→ Exercise requirements: Find the lines below holding the word "functionname" and copy each of them.

--- Data Enclosed Below ---

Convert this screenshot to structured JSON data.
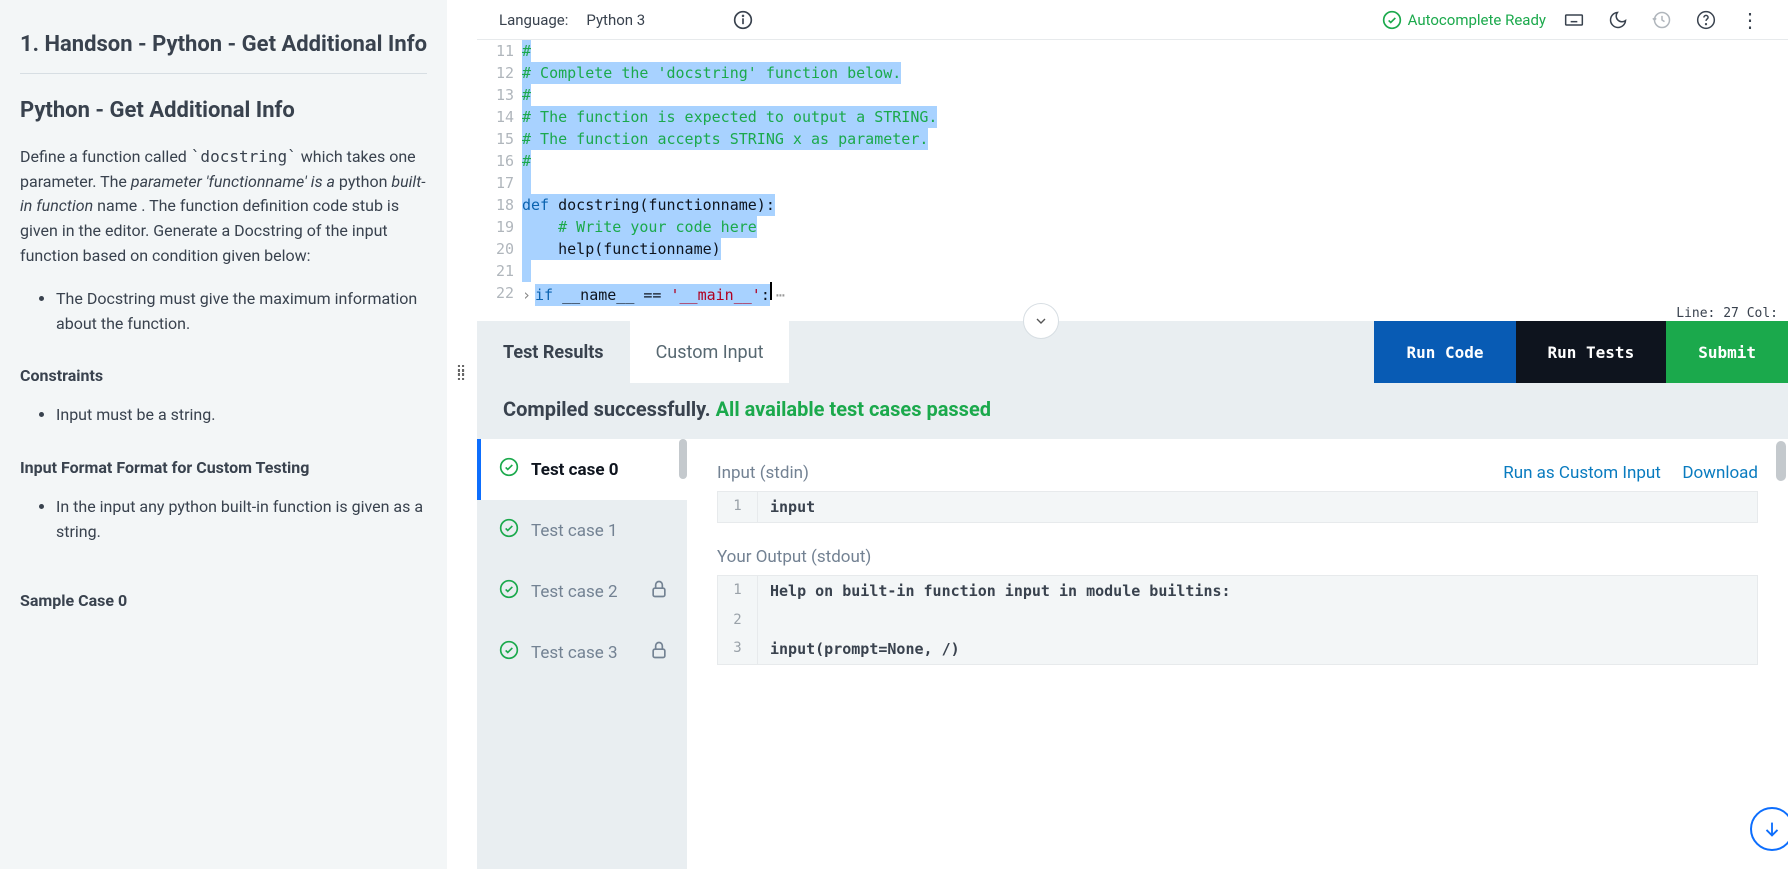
{
  "problem": {
    "title_full": "1. Handson - Python - Get Additional Info",
    "subtitle": "Python - Get Additional Info",
    "desc_pre": "Define a function called ",
    "desc_code": "`docstring`",
    "desc_mid": " which takes one parameter. The ",
    "desc_em1": "parameter 'functionname' is a",
    "desc_mid2": " python ",
    "desc_em2": "built-in function",
    "desc_post": " name . The function definition code stub is given in the editor. Generate a Docstring of the input function based on condition given below:",
    "bullet1": "The Docstring must give the maximum information about the function.",
    "constraints_label": "Constraints",
    "constraint_item": "Input must be a string.",
    "input_format_label": "Input Format Format for Custom Testing",
    "input_format_item": "In the input any python built-in function is given as a string.",
    "sample_case_label": "Sample Case 0"
  },
  "topbar": {
    "language_label": "Language:",
    "language_value": "Python 3",
    "autocomplete": "Autocomplete Ready"
  },
  "editor": {
    "lines": {
      "11": "#",
      "12": "# Complete the 'docstring' function below.",
      "13": "#",
      "14": "# The function is expected to output a STRING.",
      "15": "# The function accepts STRING x as parameter.",
      "16": "#",
      "18a": "def ",
      "18b": "docstring(functionname):",
      "19": "    # Write your code here",
      "20a": "    help(functionname)",
      "22a": "if ",
      "22b": "__name__ ",
      "22c": "== ",
      "22d": "'__main__'",
      "22e": ":"
    },
    "status": "Line: 27 Col:"
  },
  "results": {
    "tabs": {
      "test_results": "Test Results",
      "custom_input": "Custom Input"
    },
    "buttons": {
      "run_code": "Run Code",
      "run_tests": "Run Tests",
      "submit": "Submit"
    },
    "compiled": "Compiled successfully.",
    "pass_msg": "All available test cases passed",
    "testcases": [
      "Test case 0",
      "Test case 1",
      "Test case 2",
      "Test case 3"
    ],
    "detail": {
      "input_label": "Input (stdin)",
      "link_run_custom": "Run as Custom Input",
      "link_download": "Download",
      "input_val": "input",
      "output_label": "Your Output (stdout)",
      "out1": "Help on built-in function input in module builtins:",
      "out2": "",
      "out3": "input(prompt=None, /)"
    }
  }
}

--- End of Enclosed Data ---

→ Task result:
    "desc_em1": "parameter 'functionname' is a",
      "18b": "docstring(functionname):",
      "20a": "    help(functionname)",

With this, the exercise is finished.